This is an example of what the menu in the left column will look like. One the Google Earth network link opens, "Do not display any missions" will be selected. This is because I don't want to use bandwidth loading a mission you may not want to view. When there are multiple storms, it would be a waste of bandwidth to load a mission for a storm you don't want to view mission data for. Once you select the mission you want, like "Mission 02 into Gustav" in the example at the left, that network link will open the data for that mission. The storm number will be located in parenthesis next to the storm name. Under that you will find the mission number. Next to that you will find the agency that is investigating the storm, "AF" for Air Force and "NOAA" for the National Oceanic and Atmospheric Administration. The number to the right of the agency is the tail number of the aircraft.

The other folders contain information on different observations. You can check a folder to show or hide all observations of that type. When you expand a folder you will be able to view all the observations of that type. From there you can select to show or hide specific observations. For HDOB messages, observations are noted by the message number, like "OB 01", which is the observation number for a set of observations, usually 20. Our system has now been updated to include the time of the observation next to the observation number.

To view the latest position of the reconnaissance aircraft, look for the picture of a plane. If you click the icon, you will see the direction the plane is traveling and the distance to a large city nearby.

Missions from the past three hours can be found using our Google Earth network link. Check out our reconnaissance archive for missions into past storms. Look for the Google Earth symbol ( ) in the archive to view mission data for an archived mission.

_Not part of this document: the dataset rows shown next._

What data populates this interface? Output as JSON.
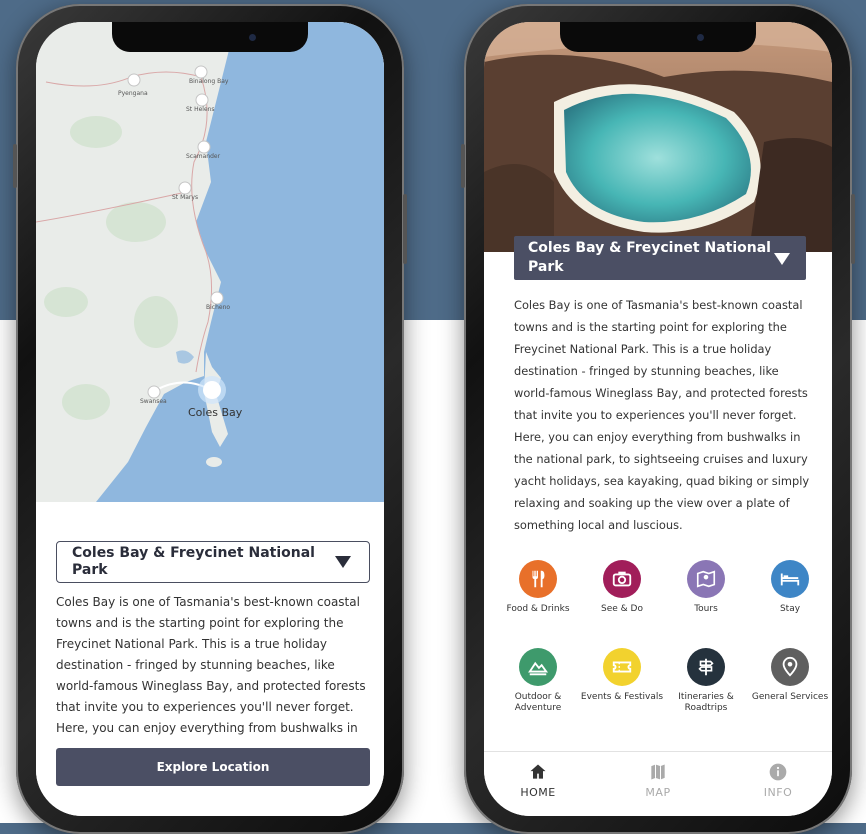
{
  "map": {
    "towns": [
      "Pyengana",
      "Binalong Bay",
      "St Helens",
      "Scamander",
      "St Marys",
      "Bicheno",
      "Swansea"
    ],
    "highlight_label": "Coles Bay"
  },
  "left_phone": {
    "location_select": "Coles Bay & Freycinet National Park",
    "description": "Coles Bay is one of Tasmania's best-known coastal towns and is the starting point for exploring the Freycinet National Park. This is a true holiday destination - fringed by stunning beaches, like world-famous Wineglass Bay, and protected forests that invite you to experiences you'll never forget. Here, you can enjoy everything from bushwalks in",
    "explore_button": "Explore Location"
  },
  "right_phone": {
    "title": "Coles Bay & Freycinet National Park",
    "description": "Coles Bay is one of Tasmania's best-known coastal towns and is the starting point for exploring the Freycinet National Park. This is a true holiday destination - fringed by stunning beaches, like world-famous Wineglass Bay, and protected forests that invite you to experiences you'll never forget. Here, you can enjoy everything from bushwalks in the national park, to sightseeing cruises and luxury yacht holidays, sea kayaking, quad biking or simply relaxing and soaking up the view over a plate of something local and luscious.",
    "categories": [
      {
        "label": "Food & Drinks",
        "icon": "fork-knife-icon",
        "color": "#e8702a"
      },
      {
        "label": "See & Do",
        "icon": "camera-icon",
        "color": "#a11e5a"
      },
      {
        "label": "Tours",
        "icon": "map-pin-icon",
        "color": "#8a76b5"
      },
      {
        "label": "Stay",
        "icon": "bed-icon",
        "color": "#3e86c6"
      },
      {
        "label": "Outdoor & Adventure",
        "icon": "mountain-icon",
        "color": "#3e9a6c"
      },
      {
        "label": "Events & Festivals",
        "icon": "ticket-icon",
        "color": "#f2d22e"
      },
      {
        "label": "Itineraries & Roadtrips",
        "icon": "signpost-icon",
        "color": "#25323d"
      },
      {
        "label": "General Services",
        "icon": "location-icon",
        "color": "#5f5f5f"
      }
    ],
    "nav": [
      {
        "label": "HOME",
        "icon": "home-icon",
        "active": true
      },
      {
        "label": "MAP",
        "icon": "map-icon",
        "active": false
      },
      {
        "label": "INFO",
        "icon": "info-icon",
        "active": false
      }
    ]
  },
  "colors": {
    "background_top": "#4e6b88",
    "button_dark": "#4b4f64",
    "ocean": "#8fb7de",
    "land": "#e9ece9"
  }
}
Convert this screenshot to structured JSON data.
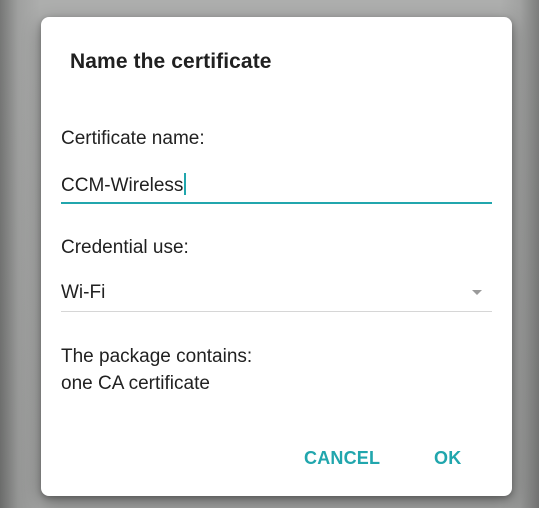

If our site ever misses an observation, you can add it into our recon archive here.